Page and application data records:
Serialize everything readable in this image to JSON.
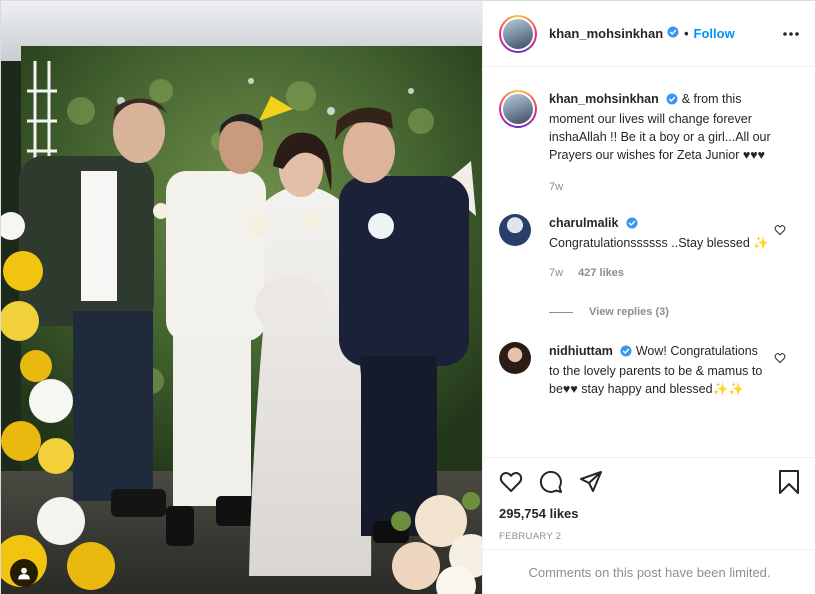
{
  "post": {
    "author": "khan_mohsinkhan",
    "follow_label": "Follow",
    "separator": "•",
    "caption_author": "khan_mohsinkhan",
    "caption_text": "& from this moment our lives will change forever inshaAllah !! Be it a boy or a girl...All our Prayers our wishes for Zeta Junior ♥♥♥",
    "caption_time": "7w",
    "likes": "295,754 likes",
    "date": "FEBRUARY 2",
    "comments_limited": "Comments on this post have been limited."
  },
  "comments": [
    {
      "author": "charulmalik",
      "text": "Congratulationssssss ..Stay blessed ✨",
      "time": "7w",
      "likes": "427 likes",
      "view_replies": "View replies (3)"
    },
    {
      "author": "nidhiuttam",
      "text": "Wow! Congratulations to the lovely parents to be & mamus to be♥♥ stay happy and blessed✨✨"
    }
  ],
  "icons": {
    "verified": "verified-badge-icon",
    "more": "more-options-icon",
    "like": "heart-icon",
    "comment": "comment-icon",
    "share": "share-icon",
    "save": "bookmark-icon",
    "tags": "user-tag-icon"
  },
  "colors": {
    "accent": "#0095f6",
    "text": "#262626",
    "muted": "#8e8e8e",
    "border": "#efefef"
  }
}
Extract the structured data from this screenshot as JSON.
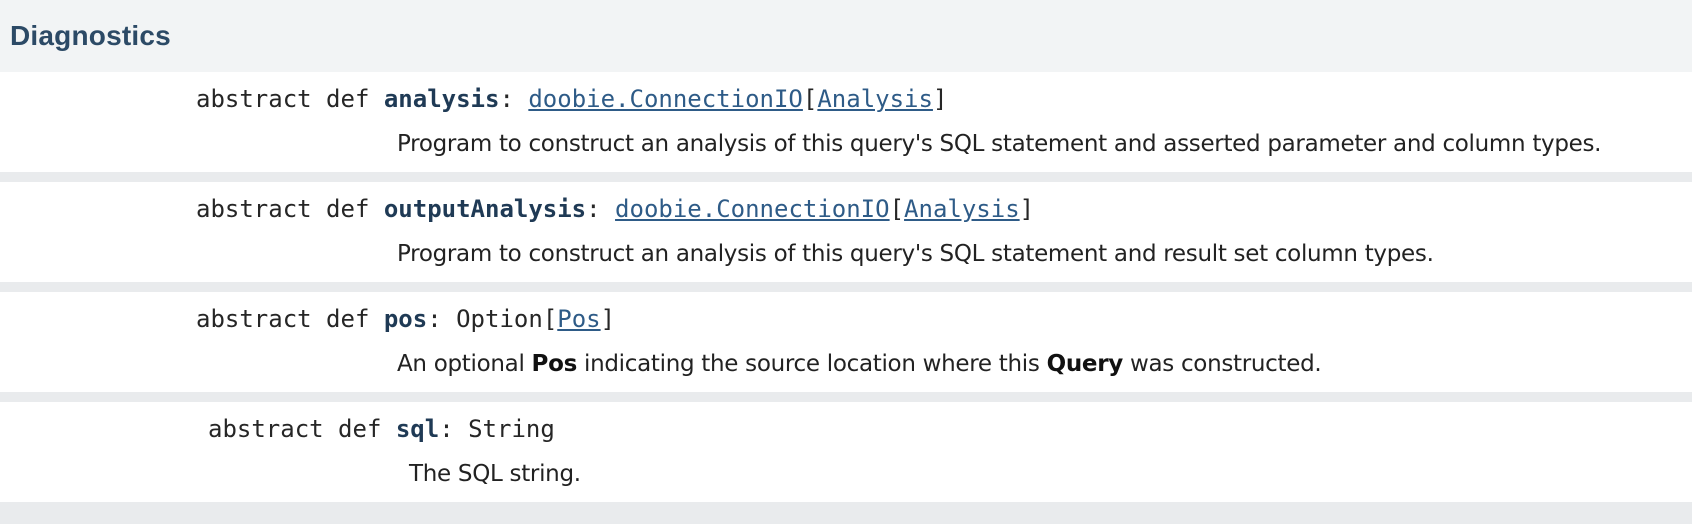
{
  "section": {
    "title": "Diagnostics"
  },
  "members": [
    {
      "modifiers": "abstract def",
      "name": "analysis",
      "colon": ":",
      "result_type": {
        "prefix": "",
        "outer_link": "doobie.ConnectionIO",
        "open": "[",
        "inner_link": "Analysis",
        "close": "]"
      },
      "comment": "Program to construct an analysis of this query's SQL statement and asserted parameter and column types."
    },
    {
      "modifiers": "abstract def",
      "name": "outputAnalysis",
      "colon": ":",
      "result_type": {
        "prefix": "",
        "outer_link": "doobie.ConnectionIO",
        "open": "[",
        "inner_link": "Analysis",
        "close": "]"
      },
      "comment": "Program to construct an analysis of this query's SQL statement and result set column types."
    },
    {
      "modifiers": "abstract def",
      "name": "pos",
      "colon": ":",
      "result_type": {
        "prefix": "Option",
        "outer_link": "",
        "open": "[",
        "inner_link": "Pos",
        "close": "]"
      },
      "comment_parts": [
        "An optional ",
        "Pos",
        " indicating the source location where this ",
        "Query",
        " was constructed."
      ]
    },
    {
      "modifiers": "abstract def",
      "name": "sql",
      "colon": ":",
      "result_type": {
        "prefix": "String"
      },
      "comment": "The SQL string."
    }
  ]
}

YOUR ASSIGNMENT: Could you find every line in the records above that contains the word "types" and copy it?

WRITTEN REPLY:
      "comment": "Program to construct an analysis of this query's SQL statement and asserted parameter and column types."
      "comment": "Program to construct an analysis of this query's SQL statement and result set column types."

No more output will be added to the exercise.